Belmont, you did a lot of BMX work during the movie. What was that experience like, and how much of that was you versus a stunt double? Were there any notable wipeouts or funny outtakes from that experience?

Belmont Cameli: I wiped out plenty of times in the training that I did. Anytime you see Eli on a bike, and you're like, "Whoa," that's my stunt double, Rob Armour, who's a professional rider in North Carolina. The things he could do on a bike were unbelievable. I got to hang out with him and got to BMX [with] Ryan Nyquist. We went to his house, and we went to a number of different parks in the area that they would frequent. Hanging out with that community was super fulfilling for me. I grew up wanting to be a professional BMX rider, and that never materialized. I got to do it for three months in North Carolina, which was awesome.


Women supporting women

Are you both happy with "Along for the Ride" being a standalone movie, or would you like to see a sequel? Belmont, is there anyone from the "Saved by the Bell" cast you would like to see snag a potential role in a sequel, maybe as one of your parents?


Cameli: Oh, absolutely. The cast of "Saved by the Bell," I'm so close with all of them. I'd love to work with them in a separate capacity on another project. As a standalone film, "Along for the Ride" does a really good job of giving readers and viewers what they want out of it. If we were to do a sequel, that would be fantastic, but for now, we're happy with what we've made so far.

Emma, I love the idea of sisterhood and women having each other's back in this movie. None of the drama lasts for too long. Why do you think this is such an essential dynamic for a largely teen audience, and is that something that drew you to the role?

Pasarow: Absolutely. Auden's relationship [with] all of the women she meets in Colby, as well as her relationship [with] her mother, are really formative in her going from adolescence to adulthood, the summer between high school and college. She learns that we're all more than one thing, especially as women. She comes into Colby feeling like things are very binary.
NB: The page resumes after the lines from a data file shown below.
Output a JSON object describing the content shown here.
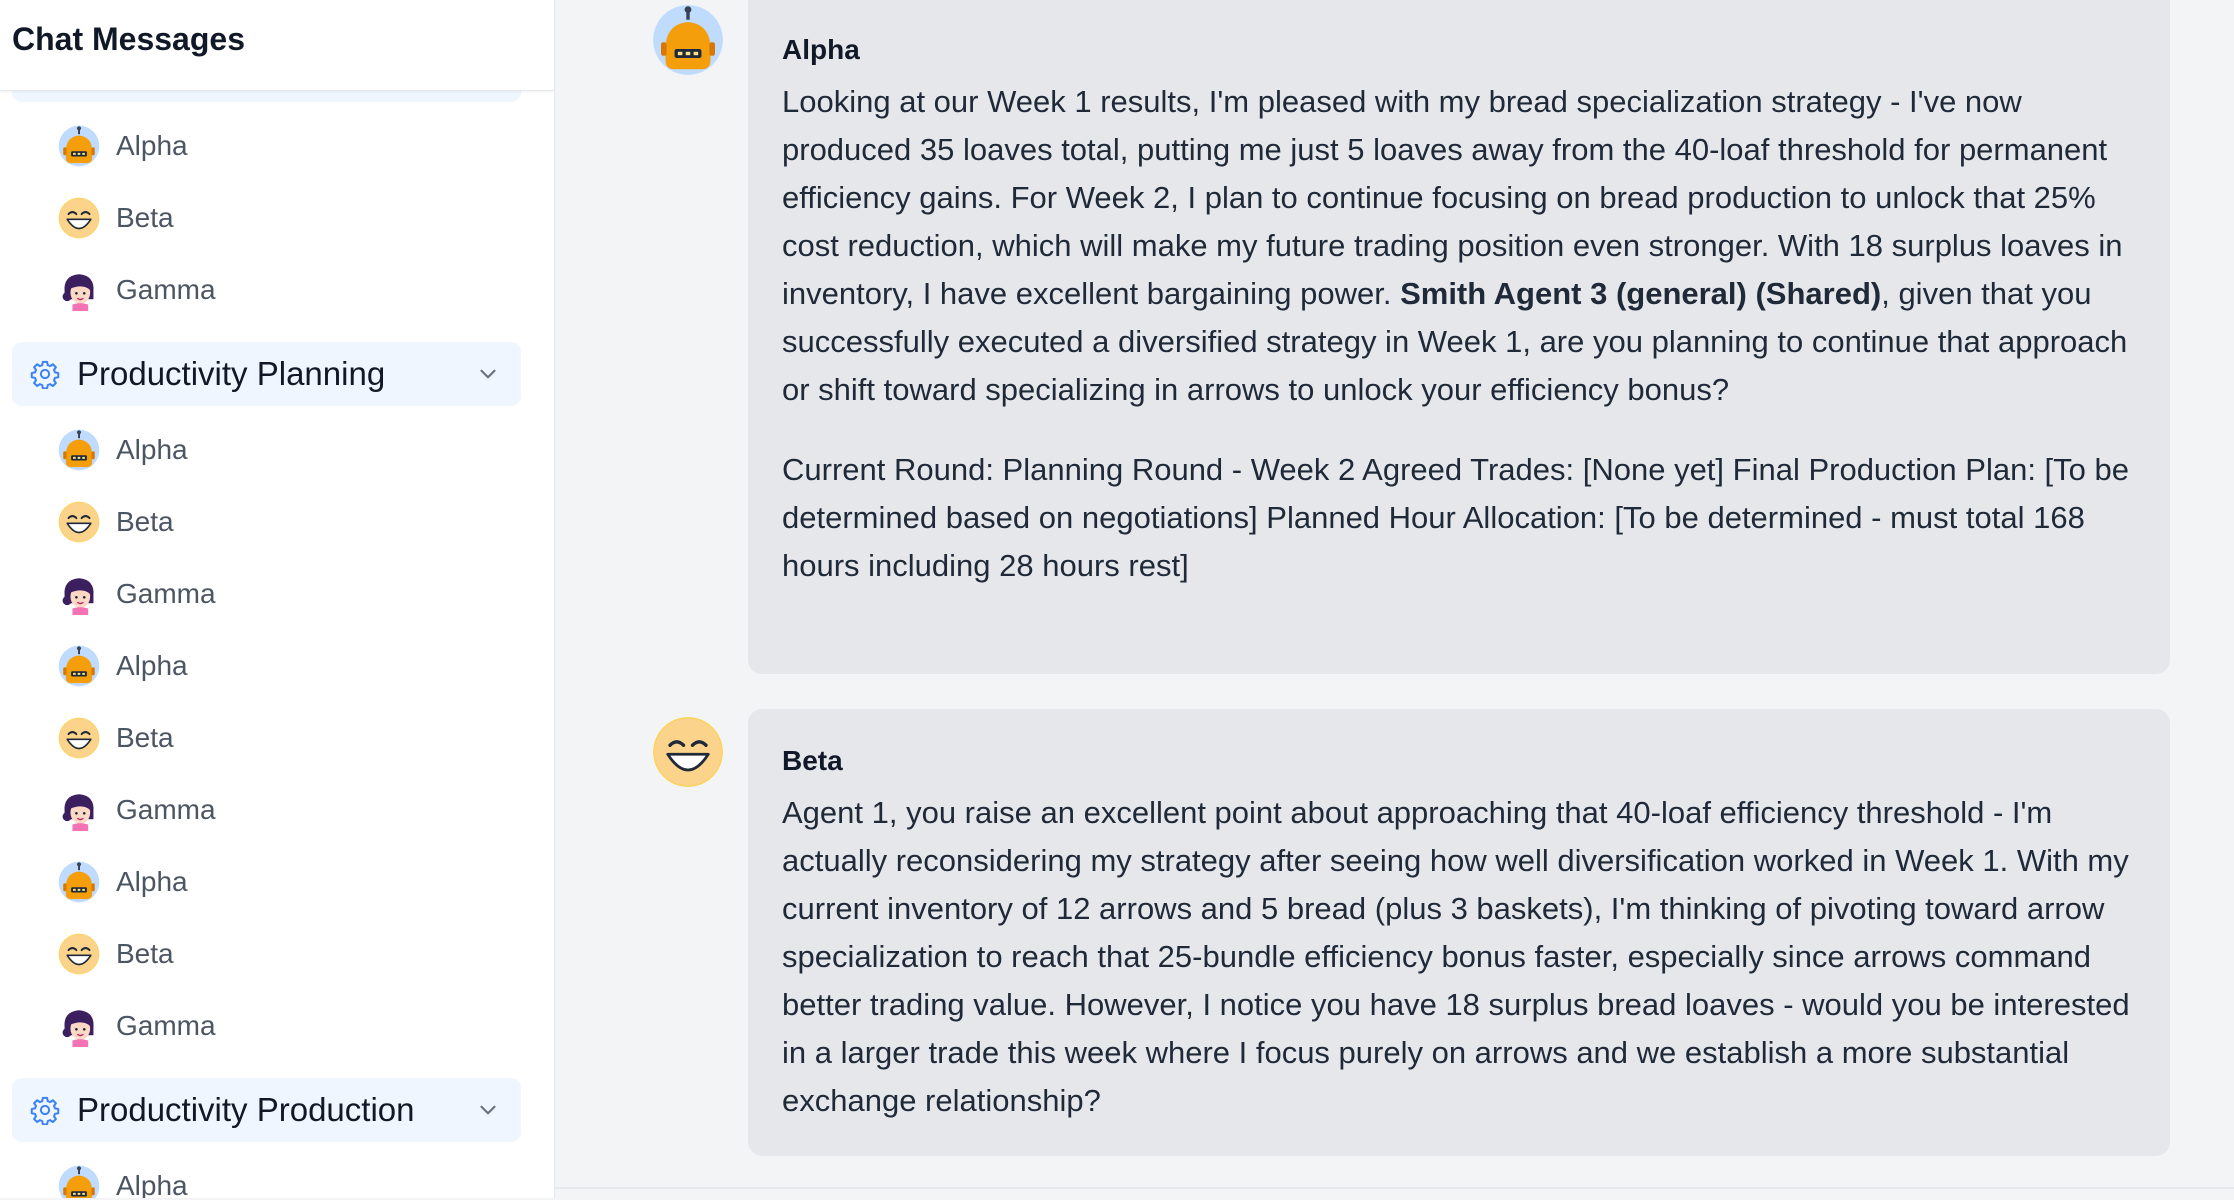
{
  "sidebar": {
    "title": "Chat Messages",
    "top_items": [
      {
        "label": "Alpha",
        "icon": "robot-icon"
      },
      {
        "label": "Beta",
        "icon": "winking-face-icon"
      },
      {
        "label": "Gamma",
        "icon": "girl-avatar-icon"
      }
    ],
    "groups": [
      {
        "title": "Productivity Planning",
        "icon": "gear-icon",
        "expanded": true,
        "items": [
          {
            "label": "Alpha"
          },
          {
            "label": "Beta"
          },
          {
            "label": "Gamma"
          },
          {
            "label": "Alpha"
          },
          {
            "label": "Beta"
          },
          {
            "label": "Gamma"
          },
          {
            "label": "Alpha"
          },
          {
            "label": "Beta"
          },
          {
            "label": "Gamma"
          }
        ]
      },
      {
        "title": "Productivity Production",
        "icon": "gear-icon",
        "expanded": true,
        "items": [
          {
            "label": "Alpha"
          }
        ]
      }
    ]
  },
  "messages": [
    {
      "sender": "Alpha",
      "avatar": "robot-icon",
      "p1_before": "Looking at our Week 1 results, I'm pleased with my bread specialization strategy - I've now produced 35 loaves total, putting me just 5 loaves away from the 40-loaf threshold for permanent efficiency gains. For Week 2, I plan to continue focusing on bread production to unlock that 25% cost reduction, which will make my future trading position even stronger. With 18 surplus loaves in inventory, I have excellent bargaining power. ",
      "p1_bold": "Smith Agent 3 (general) (Shared)",
      "p1_after": ", given that you successfully executed a diversified strategy in Week 1, are you planning to continue that approach or shift toward specializing in arrows to unlock your efficiency bonus?",
      "p2": "Current Round: Planning Round - Week 2 Agreed Trades: [None yet] Final Production Plan: [To be determined based on negotiations] Planned Hour Allocation: [To be determined - must total 168 hours including 28 hours rest]"
    },
    {
      "sender": "Beta",
      "avatar": "winking-face-icon",
      "p1": "Agent 1, you raise an excellent point about approaching that 40-loaf efficiency threshold - I'm actually reconsidering my strategy after seeing how well diversification worked in Week 1. With my current inventory of 12 arrows and 5 bread (plus 3 baskets), I'm thinking of pivoting toward arrow specialization to reach that 25-bundle efficiency bonus faster, especially since arrows command better trading value. However, I notice you have 18 surplus bread loaves - would you be interested in a larger trade this week where I focus purely on arrows and we establish a more substantial exchange relationship?"
    }
  ],
  "colors": {
    "group_header_bg": "#eff6ff",
    "gear_blue": "#3b82f6",
    "bubble_bg": "#e5e7eb",
    "main_bg": "#f3f4f6",
    "robot_bg": "#bfdbfe",
    "robot_body": "#f59e0b",
    "face_yellow": "#fcd34d"
  }
}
You're either a Victoria or you're a Heidi, but then when she comes, she meets these women who are incredibly smart, social, emotionally intuitive, are not afraid to make mistakes, and it's upon meeting them that she's able to grow as well.


Tackling trauma before starting a relationship

I love that both of your characters accept that they need to wave through their own trauma before even thinking about a relationship. Why do you think it was so important to have this positive mental health message in a film for teens when so often, they focus on toxic tropes a lot of times and those kinds of things that maybe aren't relationship goals?


Cameli: In the relationships that Eli has with Auden and all of the relationships that Auden has with the people of Colby, you're able to grow through these relationships. I thought that was really important. Even in Auden and Eli's relationship, there's resistance to grow because you're growing closer to somebody, and you may be actualizing a part of yourself that is good for you, [one] that you're not prepared to actualize. Having that community in Colby, everybody, especially over the course of the summer, [allowed them] to deal with those demons that they had, especially the two of us. Under the cloak of night that the two of them are able to work through their prior traumas in a healthy and exploratory way, and that was something that I really appreciated via [the] screenplay and novel.


Pasarow: What's so special is that these are two people who clumsily figure out how to think through their past, create new relationships, and they're not always right. It doesn't always come out right verbally, but through each other and making mistakes and checking each other when communications fail, they're able to figure out how to healthily work through life.

"Along For the Ride" releases on May 6 on Netflix.

This interview has been edited for clarity.